Thank you for your prompt response Lars!
You suggestions worked perfectly for non-chrooted SFTP users, but didn't worked for my chrooted users. However, it led me on the right track in contrasting the differences between logging for non-chroot and chroot.
So, after a minor trip to hell and back, understanding the different procedures of adding sockets in syslogd/rsyslogd, as well the logging structures in centOS/debian, I FINALLY got this to WORK. A lot of help came from this thread http://kb.monitorware.com/log-sftp-c...sh-t10497.html and here is what my setup looks like:
Then I created /etc/rsyslog.d/60-sftp.conf and added the following three commands.
Subsystem sftp internal-sftp -f LOCAL7 -l INFO
Match group sftpusers
ForceCommand internal-sftp -f LOCAL7 -l INFO
Finally, I created the directory specified in 60-sftp.conf, which for me was /SFTP/dev (basically, there needs to be a "dev" directory at the root level of the chroot)
# Create an additional socket for some of the sshd chrooted users.
# Parse the data logged at level INFO and facility LOCAL7 into /var/log/sftp.log
# Report logins and logoffs
Now, when someone logs in to my chroot and transfer files, a file called "log" is created by rsyslog in /SFTP/dev and the information from this file is parsed into /var/log/sftp.log where I can read it. To see who did what, I use two commands.
Phew! Thats one day of frustration, but with a happy ending! Thanks again!
cat /var/log/sftp.log | grep [username]
# Among other things, this returns a number that I use in the next command
cat /var/log/sftp.log | grep [number] | grep -w -e close -e remove
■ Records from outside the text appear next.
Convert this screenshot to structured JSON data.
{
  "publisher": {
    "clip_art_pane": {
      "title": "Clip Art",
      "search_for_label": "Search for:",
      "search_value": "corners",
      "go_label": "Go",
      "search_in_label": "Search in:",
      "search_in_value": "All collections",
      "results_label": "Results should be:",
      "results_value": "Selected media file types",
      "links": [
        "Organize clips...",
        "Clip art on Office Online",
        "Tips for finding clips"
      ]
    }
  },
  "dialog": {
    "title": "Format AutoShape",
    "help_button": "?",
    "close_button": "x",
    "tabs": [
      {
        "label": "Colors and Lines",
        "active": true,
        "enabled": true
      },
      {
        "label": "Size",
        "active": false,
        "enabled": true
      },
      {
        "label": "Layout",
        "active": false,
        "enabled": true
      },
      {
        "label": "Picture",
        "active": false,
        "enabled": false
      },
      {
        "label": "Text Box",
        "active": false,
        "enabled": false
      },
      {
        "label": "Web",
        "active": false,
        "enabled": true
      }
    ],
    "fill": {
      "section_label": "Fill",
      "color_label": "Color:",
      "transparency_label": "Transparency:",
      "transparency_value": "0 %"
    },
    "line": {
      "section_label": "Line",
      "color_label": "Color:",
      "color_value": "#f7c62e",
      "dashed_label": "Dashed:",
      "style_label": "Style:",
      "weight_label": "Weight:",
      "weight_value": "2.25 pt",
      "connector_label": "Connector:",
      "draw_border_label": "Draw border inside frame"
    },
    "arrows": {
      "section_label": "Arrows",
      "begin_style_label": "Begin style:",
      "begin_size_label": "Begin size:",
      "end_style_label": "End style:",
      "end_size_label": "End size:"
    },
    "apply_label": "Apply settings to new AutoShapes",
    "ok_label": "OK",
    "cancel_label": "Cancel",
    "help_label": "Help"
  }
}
(The only thing still a mystery is the prefixes for the files in rsyslog.d/. Are these (10,50,60) just to get the files processed in the correct order? I know the GRUB config has the same setup, since a few distro updates back.)